[[ DATA SUPPLIED open ]]
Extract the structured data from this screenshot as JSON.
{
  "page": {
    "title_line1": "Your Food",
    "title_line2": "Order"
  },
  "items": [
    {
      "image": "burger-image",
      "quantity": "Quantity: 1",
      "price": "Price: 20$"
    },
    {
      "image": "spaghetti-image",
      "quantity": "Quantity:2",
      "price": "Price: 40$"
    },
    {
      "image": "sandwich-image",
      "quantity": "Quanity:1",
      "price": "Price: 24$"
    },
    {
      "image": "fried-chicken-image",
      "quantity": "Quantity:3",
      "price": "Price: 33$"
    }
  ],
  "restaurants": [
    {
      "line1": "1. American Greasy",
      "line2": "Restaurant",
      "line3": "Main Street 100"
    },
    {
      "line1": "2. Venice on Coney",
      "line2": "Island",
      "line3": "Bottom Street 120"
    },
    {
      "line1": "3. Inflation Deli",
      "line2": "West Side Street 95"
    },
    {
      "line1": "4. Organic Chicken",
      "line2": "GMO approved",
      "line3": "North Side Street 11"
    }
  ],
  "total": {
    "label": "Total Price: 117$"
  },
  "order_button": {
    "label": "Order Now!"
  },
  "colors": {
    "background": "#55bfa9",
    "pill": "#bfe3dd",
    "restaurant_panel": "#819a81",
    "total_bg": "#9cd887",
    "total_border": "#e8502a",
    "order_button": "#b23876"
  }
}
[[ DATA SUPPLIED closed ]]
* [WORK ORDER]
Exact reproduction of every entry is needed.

* [EXERCISE ANSWER]
Extract the structured data from this screenshot as JSON.
{
  "page": {
    "title_line1": "Your Food",
    "title_line2": "Order"
  },
  "items": [
    {
      "image": "burger-image",
      "quantity": "Quantity: 1",
      "price": "Price: 20$"
    },
    {
      "image": "spaghetti-image",
      "quantity": "Quantity:2",
      "price": "Price: 40$"
    },
    {
      "image": "sandwich-image",
      "quantity": "Quanity:1",
      "price": "Price: 24$"
    },
    {
      "image": "fried-chicken-image",
      "quantity": "Quantity:3",
      "price": "Price: 33$"
    }
  ],
  "restaurants": [
    {
      "line1": "1. American Greasy",
      "line2": "Restaurant",
      "line3": "Main Street 100"
    },
    {
      "line1": "2. Venice on Coney",
      "line2": "Island",
      "line3": "Bottom Street 120"
    },
    {
      "line1": "3. Inflation Deli",
      "line2": "West Side Street 95"
    },
    {
      "line1": "4. Organic Chicken",
      "line2": "GMO approved",
      "line3": "North Side Street 11"
    }
  ],
  "total": {
    "label": "Total Price: 117$"
  },
  "order_button": {
    "label": "Order Now!"
  },
  "colors": {
    "background": "#55bfa9",
    "pill": "#bfe3dd",
    "restaurant_panel": "#819a81",
    "total_bg": "#9cd887",
    "total_border": "#e8502a",
    "order_button": "#b23876"
  }
}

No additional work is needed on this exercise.